- If a team intercepts a pass, does not return it for a score, and in the process commits a penalty, it will also be penalized half the distance.
- If in any instance the team throwing the interception commits a penalty, they will also be penalized according (5 or 10 yards- depending on infraction).
- Scoring Plays and Touchbacks
A touchdown shall be worth six points.
Note: Interceptions of an attempted conversion may be returned. If returned to the end-zone, the intercepting team will be awarded two points.
Safety = Turnover: It is a safety (turnover) when any player in possession of the ball is downed in his or her safe-zone, or when a ball is fumbled or muffed in one’s own safe-zone.
Note: In the case of any foul for which the penalty is accepted, a measurement is from on or behind its (offensive team’s) goal line, it is a safety (e.g. intentional grounding).
- Conduct of Players and Others
Offensive Screen Blocking
The offensive screen block shall take place without contact. The screen blocker shall have his/her hands and arms at his/her side or behind his/her back. Any use of the hands, arms, elbows, legs or body to initiate contact during an offensive player’s screen block is illegal.
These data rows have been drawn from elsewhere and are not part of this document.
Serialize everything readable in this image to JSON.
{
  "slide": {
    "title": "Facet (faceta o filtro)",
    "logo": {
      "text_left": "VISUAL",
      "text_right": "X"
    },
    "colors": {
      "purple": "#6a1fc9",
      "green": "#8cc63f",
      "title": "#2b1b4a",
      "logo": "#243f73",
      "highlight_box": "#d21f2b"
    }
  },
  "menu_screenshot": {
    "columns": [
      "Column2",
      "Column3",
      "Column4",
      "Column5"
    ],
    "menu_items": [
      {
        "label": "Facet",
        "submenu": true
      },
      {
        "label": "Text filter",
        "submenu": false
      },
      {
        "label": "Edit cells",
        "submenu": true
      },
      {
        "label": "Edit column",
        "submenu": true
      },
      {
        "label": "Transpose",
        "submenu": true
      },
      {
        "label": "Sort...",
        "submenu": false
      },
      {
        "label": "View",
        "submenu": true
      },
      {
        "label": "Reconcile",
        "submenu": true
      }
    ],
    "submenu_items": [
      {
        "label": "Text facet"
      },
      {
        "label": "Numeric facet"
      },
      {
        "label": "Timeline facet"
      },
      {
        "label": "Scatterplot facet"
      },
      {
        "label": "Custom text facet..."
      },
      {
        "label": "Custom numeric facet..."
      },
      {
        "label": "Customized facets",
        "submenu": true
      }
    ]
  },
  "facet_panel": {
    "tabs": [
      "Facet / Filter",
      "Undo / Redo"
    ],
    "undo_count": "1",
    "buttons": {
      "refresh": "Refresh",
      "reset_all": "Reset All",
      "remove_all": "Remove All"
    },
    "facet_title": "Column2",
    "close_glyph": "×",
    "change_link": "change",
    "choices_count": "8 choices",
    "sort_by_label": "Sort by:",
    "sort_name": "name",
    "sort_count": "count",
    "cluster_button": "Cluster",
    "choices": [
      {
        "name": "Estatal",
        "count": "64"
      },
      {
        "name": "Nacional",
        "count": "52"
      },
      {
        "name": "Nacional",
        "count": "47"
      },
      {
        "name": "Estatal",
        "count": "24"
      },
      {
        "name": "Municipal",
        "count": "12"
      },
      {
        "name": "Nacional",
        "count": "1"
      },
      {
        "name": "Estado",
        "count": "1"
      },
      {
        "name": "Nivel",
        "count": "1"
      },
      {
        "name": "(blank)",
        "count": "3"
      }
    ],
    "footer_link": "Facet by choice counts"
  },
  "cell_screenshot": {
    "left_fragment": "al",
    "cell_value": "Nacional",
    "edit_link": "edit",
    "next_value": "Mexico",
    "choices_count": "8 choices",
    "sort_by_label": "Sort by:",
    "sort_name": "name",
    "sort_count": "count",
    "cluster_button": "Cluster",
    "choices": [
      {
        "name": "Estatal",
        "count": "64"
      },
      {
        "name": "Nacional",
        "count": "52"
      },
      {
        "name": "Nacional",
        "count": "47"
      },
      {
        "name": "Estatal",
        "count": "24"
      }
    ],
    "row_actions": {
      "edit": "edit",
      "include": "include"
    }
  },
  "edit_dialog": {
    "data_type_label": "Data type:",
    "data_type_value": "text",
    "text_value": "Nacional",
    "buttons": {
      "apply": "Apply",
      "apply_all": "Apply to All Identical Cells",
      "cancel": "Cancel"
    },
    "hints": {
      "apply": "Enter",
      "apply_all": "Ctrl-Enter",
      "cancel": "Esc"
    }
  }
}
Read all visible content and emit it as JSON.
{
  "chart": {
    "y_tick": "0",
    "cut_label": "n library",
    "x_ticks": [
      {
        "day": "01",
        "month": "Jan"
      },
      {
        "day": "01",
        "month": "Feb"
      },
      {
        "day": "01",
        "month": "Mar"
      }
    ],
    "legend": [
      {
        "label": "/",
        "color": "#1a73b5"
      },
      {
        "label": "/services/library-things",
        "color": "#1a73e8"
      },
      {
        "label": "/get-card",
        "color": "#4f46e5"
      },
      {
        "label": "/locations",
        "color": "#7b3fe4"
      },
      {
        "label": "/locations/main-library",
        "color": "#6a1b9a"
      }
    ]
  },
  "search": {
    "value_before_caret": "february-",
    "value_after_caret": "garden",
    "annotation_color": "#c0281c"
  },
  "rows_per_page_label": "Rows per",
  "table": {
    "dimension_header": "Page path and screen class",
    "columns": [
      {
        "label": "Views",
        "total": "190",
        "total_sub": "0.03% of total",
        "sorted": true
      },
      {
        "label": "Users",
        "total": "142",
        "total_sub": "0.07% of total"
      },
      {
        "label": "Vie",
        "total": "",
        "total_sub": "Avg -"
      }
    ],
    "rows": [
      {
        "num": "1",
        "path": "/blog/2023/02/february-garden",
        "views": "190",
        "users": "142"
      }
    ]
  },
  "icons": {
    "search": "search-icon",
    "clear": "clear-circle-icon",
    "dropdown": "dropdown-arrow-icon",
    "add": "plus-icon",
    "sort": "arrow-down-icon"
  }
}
A player must be on his/her feet before, during and after executing a screen block.
Teammates of a runner or passer may interfere for him/her by screen blocking but shall not use interlocked interference by grasping or encircling one another in any manner.
Use of Hands or Arms by the Defense
Defensive players must go around the offensive player’s screen block. The arms and hands may not be used as a wedge to contact the opponent. Screen blocks will be judged as legal or illegal similar to how blocks and charges are judged in Basketball.
- Guarding the Flag belt: Runners shall not flag guard by using their hands, shoulders, arms, or the ball to deny the opportunity for opponent to pull or remove the flag belt.
- Spinning: Spinning is allowed, however, two full steps must be taken between spins.
- A player on the ground cannot touch a ball carrier.
Loss of Flags
When a runner loses his/her flag belt accidentally, inadvertently or intentionally, play continues and the deflagging reverts to a one-hand tag between the shoulders and knees.
Taunting, in any way, is not allowed in IM Sports and is considered a dead ball penalty.